You are flipping through an old notebook, searching for an answer you once had. You are trying to remember something brilliant you once wrote down in your undergraduate Queer Studies class. Skimming through your grubby notes reminds you that once, in your lifetime, you were amazing. You don’t even remember what you’re looking for, but the nostalgia bug has bitten, and its reverie venom is coursing through your veins. The notebook’s cover has patches of dirt where your fingers used to rest while holding it in class. It lives, with its notebook brothers, in a box rotting in the back of your closet. This box has come with you to three cities and two states, for whatever reason. Flipping through the worn pages of the heavy moleskin, you turn to a page you haven’t visited in a while.

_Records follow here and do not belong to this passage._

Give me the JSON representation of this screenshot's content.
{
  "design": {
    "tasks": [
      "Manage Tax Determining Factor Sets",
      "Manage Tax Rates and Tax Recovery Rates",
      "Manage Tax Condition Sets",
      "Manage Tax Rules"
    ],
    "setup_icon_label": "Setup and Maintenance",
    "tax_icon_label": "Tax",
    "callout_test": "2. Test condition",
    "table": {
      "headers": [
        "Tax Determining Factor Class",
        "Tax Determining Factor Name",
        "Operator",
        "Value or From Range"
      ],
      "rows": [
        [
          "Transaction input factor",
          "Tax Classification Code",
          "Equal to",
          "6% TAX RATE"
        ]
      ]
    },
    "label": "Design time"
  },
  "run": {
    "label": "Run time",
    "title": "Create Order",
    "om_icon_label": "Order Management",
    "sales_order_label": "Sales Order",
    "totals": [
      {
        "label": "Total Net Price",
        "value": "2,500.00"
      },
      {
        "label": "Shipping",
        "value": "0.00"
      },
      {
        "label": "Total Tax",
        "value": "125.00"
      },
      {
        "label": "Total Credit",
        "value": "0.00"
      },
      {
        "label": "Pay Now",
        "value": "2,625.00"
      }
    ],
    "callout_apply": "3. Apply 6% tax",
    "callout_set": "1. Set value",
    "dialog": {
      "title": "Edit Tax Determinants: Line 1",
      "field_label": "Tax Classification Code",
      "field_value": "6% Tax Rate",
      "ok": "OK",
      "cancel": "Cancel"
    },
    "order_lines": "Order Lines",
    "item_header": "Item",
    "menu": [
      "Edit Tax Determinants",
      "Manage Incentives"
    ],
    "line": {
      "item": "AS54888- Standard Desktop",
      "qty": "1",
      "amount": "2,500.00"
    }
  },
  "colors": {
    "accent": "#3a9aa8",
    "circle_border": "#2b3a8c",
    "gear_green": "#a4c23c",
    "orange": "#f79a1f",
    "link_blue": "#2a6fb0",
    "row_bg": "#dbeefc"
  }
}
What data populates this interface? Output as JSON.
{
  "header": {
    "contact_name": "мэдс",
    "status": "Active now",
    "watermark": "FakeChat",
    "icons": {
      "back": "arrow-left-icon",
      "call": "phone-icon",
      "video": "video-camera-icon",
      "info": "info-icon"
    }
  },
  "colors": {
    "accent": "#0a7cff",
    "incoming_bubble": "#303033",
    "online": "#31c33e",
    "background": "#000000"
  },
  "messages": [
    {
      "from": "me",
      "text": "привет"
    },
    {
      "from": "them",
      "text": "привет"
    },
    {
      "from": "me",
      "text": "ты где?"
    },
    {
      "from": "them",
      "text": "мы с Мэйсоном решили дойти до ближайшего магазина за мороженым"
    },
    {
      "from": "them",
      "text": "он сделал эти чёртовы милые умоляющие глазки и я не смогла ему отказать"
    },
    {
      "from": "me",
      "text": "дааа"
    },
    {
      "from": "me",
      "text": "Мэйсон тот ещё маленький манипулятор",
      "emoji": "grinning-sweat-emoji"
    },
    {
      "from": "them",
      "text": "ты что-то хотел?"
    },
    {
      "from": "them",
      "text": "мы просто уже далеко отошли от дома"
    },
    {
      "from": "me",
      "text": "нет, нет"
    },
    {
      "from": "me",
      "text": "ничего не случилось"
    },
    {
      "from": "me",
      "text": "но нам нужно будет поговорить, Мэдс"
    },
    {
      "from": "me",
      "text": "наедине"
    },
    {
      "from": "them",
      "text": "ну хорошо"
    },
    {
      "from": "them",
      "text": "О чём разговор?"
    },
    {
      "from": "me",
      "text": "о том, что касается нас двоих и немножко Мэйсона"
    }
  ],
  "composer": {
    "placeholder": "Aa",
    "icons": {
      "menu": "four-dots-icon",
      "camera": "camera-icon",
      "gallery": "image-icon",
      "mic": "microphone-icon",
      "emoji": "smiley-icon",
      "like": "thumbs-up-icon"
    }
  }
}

Sitting down on your dusty hardwood floors, you stare at a doodle you once drew. Doodles were always a coping mechanism for you. You always had something to say, but when the time came to speak, your words became a car crash. Words piled up on one another, fender-bending into a conglomerate of words you meant to say but couldn’t articulate. Doodles were a way for you to calm your overactive mind, to slow down and pace through your orating professor’s lecture. You would apologize profusely for not being able to speak and would say half of what you meant to share, always wanting to say more but being too nervous to do so. Missing opportunities to share your greatness was a skill you didn’t know you would pick up in college.
The doodle your eyes fixated on is of a baseball player, faceless, swinging a bat. You can tell it’s a baseball player because, at that time in your life, you would put baseball hats on all your stick figures. While you only ever did T-Ball, A League of Their Own shaped you as a young feminist. Often, when upset about something, you would whisper to yourself there’s no crying in baseball.

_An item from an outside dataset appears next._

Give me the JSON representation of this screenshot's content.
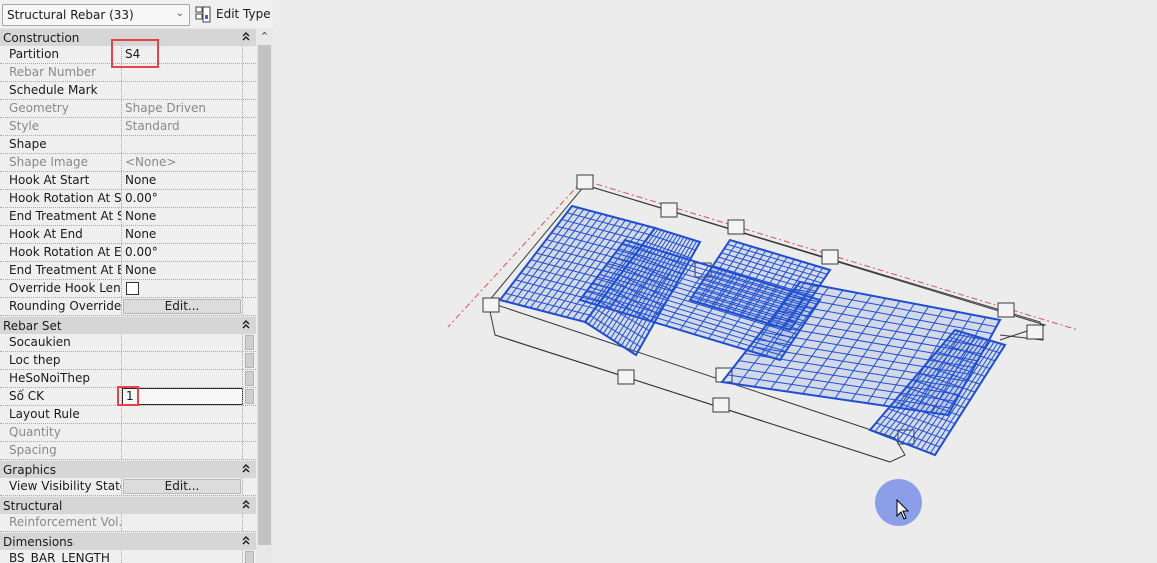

Towards the corner of the paper, a ball is also drawn. Cross-hatched in small stressful lines, the ball occupies the dog-eared corner abused by backpacks full of uneaten lunch, too-full water bottles, and broken pencils. There is no diamond, no dugout, and no pitcher. The batter lives on and in the margins, accompanied by frantic question marks and nervous dots. The ball has no direction, no lines indicating it is soaring through the page.
You stare long enough that the lines of your paper begin to blur, and your sketch begins to pulsate. Your eyes are cemented in their gaze, and you can’t blink. You understand that time is passing, but it doesn’t matter.
You try to remember what life was like when you drew this baseball player. How stressful and chaotic your life was, how paralyzed you were with your feelings. How you were unable to cope with anything, as your prefrontal cortex wasn’t formed quite yet. How you missed the days where you didn’t have to think about your future, and you could read books and fantasize about the books you’ll write someday. You realize you’re in a trap of nostalgia, even worse than reverie.
And then a thought begins to form: What a pitiful existence. Forever stuck in this forgotten notebook. Why do you swing? Why do you still grip the bat?
As soon as your thought is solidified, your doodle moves. The baseball player swings swiftly. The residual woosh of the bat seems to ripple through your notes occupying the rest of the page. The faint blue lines wave, like fields of grain in the wind.
You drew me this way. It responds so aptly, so curt. You don’t want to offend your doodle, your creation. But you want to know more.
But you can drop the bat, right? Or better yet, go grab the ball over there.
You drew me this way. I am here. Is the ball coming to me or did I hit it over there? I’m unsure if I struck out or struck. That is why I swing.
A sadness washes over you, like a gentle wave hitting a rock. What a lonesome and tired life.
Why do you question what cannot be answered? I don’t remember what I drew, how I drew. Why not just believe you struck that ball?
You drew me this way. I’m content with the unknown. The missing and the scoring. Are you?
Your doodle swings its bat a few times as if warming up for a pitch.
I… I don’t know. I think I would rather convince myself to believe I scored for comfort’s sake.
I don’t feel comfort. You drew me this way. Are you missing? Are you scoring?
You sigh. I am missing. I’m missing people, places, feelings, memories… I’m missing a lot. I’m not sure if I’m content about either plane, missing and scoring.
The baseball player keeps swinging. Over and over, he swings. It has no response to your depressive state.
Are you okay knowing that the ball will never come back to you?
This is who I am. You drew me this way. With your stolen Bic pen from the floor of the lecture hall. In faded black ink.
I’m not sure if I can always be missing. That sounds so sad.
Did you draw yourself that way?